**Problem statement**: Word for word, set down every record that appears below.

**Exercise data**:
☆ ☆ ☆

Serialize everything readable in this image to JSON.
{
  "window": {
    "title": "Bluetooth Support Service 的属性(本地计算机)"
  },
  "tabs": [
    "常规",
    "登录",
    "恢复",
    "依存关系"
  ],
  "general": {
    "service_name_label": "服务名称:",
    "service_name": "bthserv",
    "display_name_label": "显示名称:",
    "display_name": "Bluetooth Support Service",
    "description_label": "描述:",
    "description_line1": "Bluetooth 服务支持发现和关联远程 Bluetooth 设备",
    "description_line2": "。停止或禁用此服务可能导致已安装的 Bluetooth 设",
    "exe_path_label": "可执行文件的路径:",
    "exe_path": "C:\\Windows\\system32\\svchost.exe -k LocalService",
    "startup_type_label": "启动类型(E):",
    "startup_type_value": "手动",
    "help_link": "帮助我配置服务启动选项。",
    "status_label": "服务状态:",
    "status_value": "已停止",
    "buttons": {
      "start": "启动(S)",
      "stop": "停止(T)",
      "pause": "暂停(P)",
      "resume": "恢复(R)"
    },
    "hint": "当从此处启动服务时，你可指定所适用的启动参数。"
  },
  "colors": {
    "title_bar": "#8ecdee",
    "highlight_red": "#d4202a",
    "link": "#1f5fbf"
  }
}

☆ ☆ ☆

**Finished exercise**:
Serialize everything readable in this image to JSON.
{
  "window": {
    "title": "Bluetooth Support Service 的属性(本地计算机)"
  },
  "tabs": [
    "常规",
    "登录",
    "恢复",
    "依存关系"
  ],
  "general": {
    "service_name_label": "服务名称:",
    "service_name": "bthserv",
    "display_name_label": "显示名称:",
    "display_name": "Bluetooth Support Service",
    "description_label": "描述:",
    "description_line1": "Bluetooth 服务支持发现和关联远程 Bluetooth 设备",
    "description_line2": "。停止或禁用此服务可能导致已安装的 Bluetooth 设",
    "exe_path_label": "可执行文件的路径:",
    "exe_path": "C:\\Windows\\system32\\svchost.exe -k LocalService",
    "startup_type_label": "启动类型(E):",
    "startup_type_value": "手动",
    "help_link": "帮助我配置服务启动选项。",
    "status_label": "服务状态:",
    "status_value": "已停止",
    "buttons": {
      "start": "启动(S)",
      "stop": "停止(T)",
      "pause": "暂停(P)",
      "resume": "恢复(R)"
    },
    "hint": "当从此处启动服务时，你可指定所适用的启动参数。"
  },
  "colors": {
    "title_bar": "#8ecdee",
    "highlight_red": "#d4202a",
    "link": "#1f5fbf"
  }
}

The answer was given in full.